# YOUR ASSIGNMENT:
Using the entries that follow, give only the number of lines with the word "icon" in them.

[Opening MATERIAL TO PROCESS section]

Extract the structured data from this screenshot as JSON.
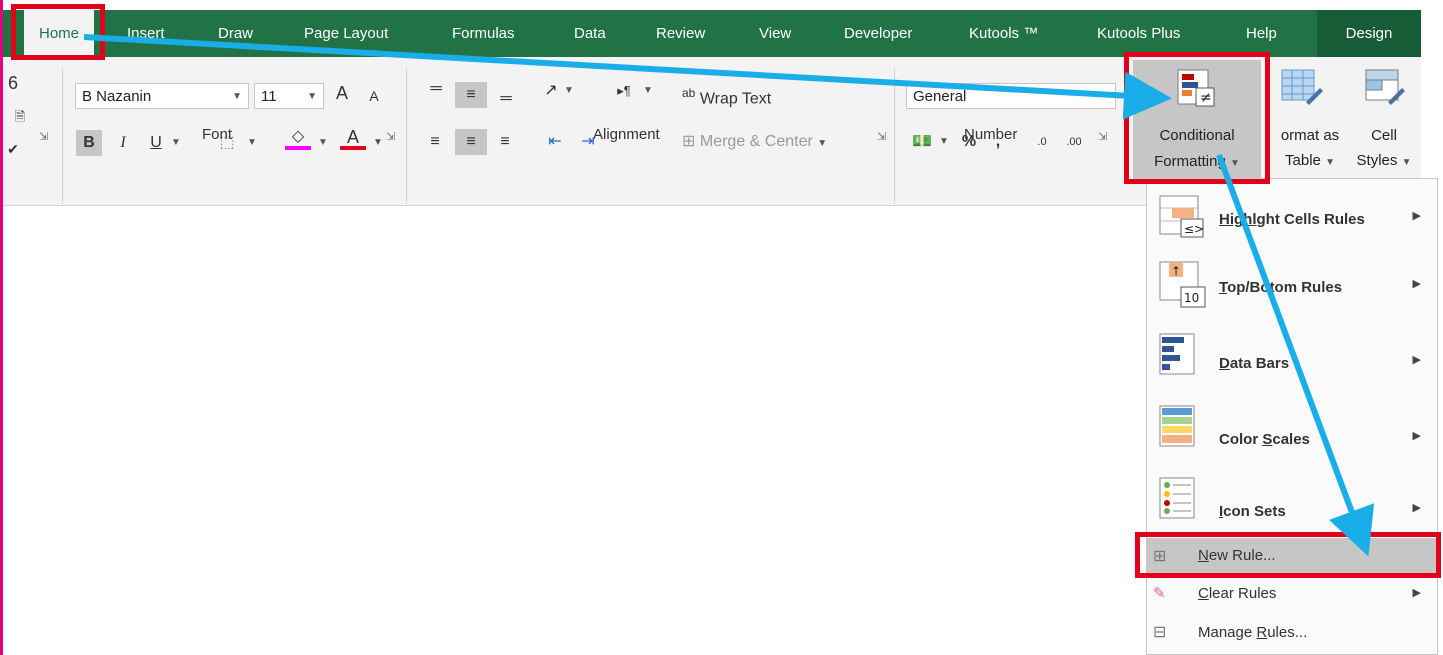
{
  "tabs": [
    {
      "label": "Home"
    },
    {
      "label": "Insert"
    },
    {
      "label": "Draw"
    },
    {
      "label": "Page Layout"
    },
    {
      "label": "Formulas"
    },
    {
      "label": "Data"
    },
    {
      "label": "Review"
    },
    {
      "label": "View"
    },
    {
      "label": "Developer"
    },
    {
      "label": "Kutools ™"
    },
    {
      "label": "Kutools Plus"
    },
    {
      "label": "Help"
    },
    {
      "label": "Design"
    }
  ],
  "font": {
    "name": "B Nazanin",
    "size": "11",
    "group_label": "Font",
    "bold": "B",
    "italic": "I",
    "underline": "U",
    "grow": "A",
    "shrink": "A",
    "font_color": "A"
  },
  "alignment": {
    "wrap_text": "Wrap Text",
    "merge_center": "Merge & Center",
    "group_label": "Alignment",
    "ab": "ab"
  },
  "number": {
    "format": "General",
    "percent": "%",
    "comma": ",",
    "group_label": "Number",
    "inc": ".0",
    "dec": ".00"
  },
  "styles": {
    "conditional_line1": "Conditional",
    "conditional_line2": "Formatting",
    "format_as_line1": "ormat as",
    "format_as_line2": "Table",
    "cell_line1": "Cell",
    "cell_line2": "Styles"
  },
  "menu": {
    "items": [
      {
        "label_a": "Highl",
        "label_b": "ght Cells Rules",
        "icon": "highlight-cells-icon"
      },
      {
        "label_pre": "",
        "label_u": "T",
        "label_post": "op/Bo",
        "label_tail": "tom Rules",
        "icon": "top-bottom-icon"
      },
      {
        "label_u": "D",
        "label_post": "ata Bars",
        "icon": "data-bars-icon"
      },
      {
        "label_pre": "Color ",
        "label_u": "S",
        "label_post": "cales",
        "icon": "color-scales-icon"
      },
      {
        "label_u": "I",
        "label_post": "con Sets",
        "icon": "icon-sets-icon"
      }
    ],
    "new_rule_u": "N",
    "new_rule_rest": "ew Rule...",
    "clear_rules_u": "C",
    "clear_rules_rest": "lear Rules",
    "manage_pre": "Manage ",
    "manage_u": "R",
    "manage_rest": "ules..."
  },
  "colors": {
    "tab_green": "#217346",
    "highlight_red": "#e3001b",
    "arrow_blue": "#1aaee8"
  }
}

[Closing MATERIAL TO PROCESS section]

# ANSWER SECTION:
5